TASK PROMPT
A complete answer lists every line of the entries below where the string "name" appears.

(Web page and app entries)
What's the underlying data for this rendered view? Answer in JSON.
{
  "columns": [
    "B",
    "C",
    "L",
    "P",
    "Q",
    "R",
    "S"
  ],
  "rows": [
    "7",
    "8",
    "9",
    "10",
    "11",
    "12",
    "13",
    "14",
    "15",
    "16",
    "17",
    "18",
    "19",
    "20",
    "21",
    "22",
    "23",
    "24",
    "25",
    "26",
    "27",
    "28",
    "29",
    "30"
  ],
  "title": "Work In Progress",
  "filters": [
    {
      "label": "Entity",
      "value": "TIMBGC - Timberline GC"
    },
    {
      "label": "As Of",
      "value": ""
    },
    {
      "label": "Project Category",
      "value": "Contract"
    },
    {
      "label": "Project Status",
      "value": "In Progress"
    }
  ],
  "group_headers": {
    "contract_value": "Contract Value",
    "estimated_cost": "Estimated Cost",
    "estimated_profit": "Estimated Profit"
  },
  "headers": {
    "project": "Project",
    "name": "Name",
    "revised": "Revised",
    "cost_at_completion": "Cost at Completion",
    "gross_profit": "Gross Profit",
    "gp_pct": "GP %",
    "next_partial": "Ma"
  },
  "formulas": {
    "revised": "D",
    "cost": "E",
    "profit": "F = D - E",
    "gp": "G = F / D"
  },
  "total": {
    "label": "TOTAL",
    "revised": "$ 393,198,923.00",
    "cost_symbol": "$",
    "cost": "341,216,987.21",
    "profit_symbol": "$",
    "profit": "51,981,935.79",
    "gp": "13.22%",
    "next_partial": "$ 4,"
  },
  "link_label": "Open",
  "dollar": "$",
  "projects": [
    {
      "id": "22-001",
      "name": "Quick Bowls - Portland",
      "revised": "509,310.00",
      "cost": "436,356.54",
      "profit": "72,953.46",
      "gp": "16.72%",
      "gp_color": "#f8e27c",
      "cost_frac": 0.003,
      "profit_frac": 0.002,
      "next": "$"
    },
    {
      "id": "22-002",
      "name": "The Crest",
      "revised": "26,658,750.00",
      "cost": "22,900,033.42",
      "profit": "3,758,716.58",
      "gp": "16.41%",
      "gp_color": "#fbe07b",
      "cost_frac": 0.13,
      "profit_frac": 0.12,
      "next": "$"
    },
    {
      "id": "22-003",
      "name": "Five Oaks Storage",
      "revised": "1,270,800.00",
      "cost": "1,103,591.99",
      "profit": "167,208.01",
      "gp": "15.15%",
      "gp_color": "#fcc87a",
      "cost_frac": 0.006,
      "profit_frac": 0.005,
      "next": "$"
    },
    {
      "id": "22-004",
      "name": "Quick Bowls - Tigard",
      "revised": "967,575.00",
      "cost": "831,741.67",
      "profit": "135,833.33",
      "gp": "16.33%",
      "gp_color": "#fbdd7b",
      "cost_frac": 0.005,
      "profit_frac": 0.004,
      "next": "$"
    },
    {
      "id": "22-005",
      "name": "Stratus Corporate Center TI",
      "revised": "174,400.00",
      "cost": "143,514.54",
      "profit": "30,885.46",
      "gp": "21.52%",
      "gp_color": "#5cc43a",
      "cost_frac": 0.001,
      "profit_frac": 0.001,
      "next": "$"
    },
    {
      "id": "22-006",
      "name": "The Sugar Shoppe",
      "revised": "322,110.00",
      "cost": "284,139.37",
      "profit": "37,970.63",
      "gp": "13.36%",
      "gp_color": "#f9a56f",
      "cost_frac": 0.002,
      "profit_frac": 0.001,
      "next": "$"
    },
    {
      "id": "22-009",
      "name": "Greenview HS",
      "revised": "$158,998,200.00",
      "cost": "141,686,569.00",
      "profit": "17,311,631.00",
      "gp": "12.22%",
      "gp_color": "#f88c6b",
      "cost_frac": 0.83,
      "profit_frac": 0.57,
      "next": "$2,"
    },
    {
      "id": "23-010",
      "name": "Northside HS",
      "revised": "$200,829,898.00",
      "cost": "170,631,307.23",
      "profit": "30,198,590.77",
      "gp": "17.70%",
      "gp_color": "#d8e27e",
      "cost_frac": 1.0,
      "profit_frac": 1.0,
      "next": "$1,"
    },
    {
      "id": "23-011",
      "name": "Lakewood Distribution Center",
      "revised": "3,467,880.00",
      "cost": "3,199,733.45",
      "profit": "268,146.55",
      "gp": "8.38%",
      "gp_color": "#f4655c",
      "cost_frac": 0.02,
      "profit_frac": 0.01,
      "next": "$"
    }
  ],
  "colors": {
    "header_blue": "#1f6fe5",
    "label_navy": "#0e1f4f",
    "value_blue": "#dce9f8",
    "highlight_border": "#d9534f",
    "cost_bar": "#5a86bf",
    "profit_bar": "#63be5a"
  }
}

WRITTEN ANSWER
    "name": "Name",
      "name": "Quick Bowls - Portland",
      "name": "The Crest",
      "name": "Five Oaks Storage",
      "name": "Quick Bowls - Tigard",
      "name": "Stratus Corporate Center TI",
      "name": "The Sugar Shoppe",
      "name": "Greenview HS",
      "name": "Northside HS",
      "name": "Lakewood Distribution Center",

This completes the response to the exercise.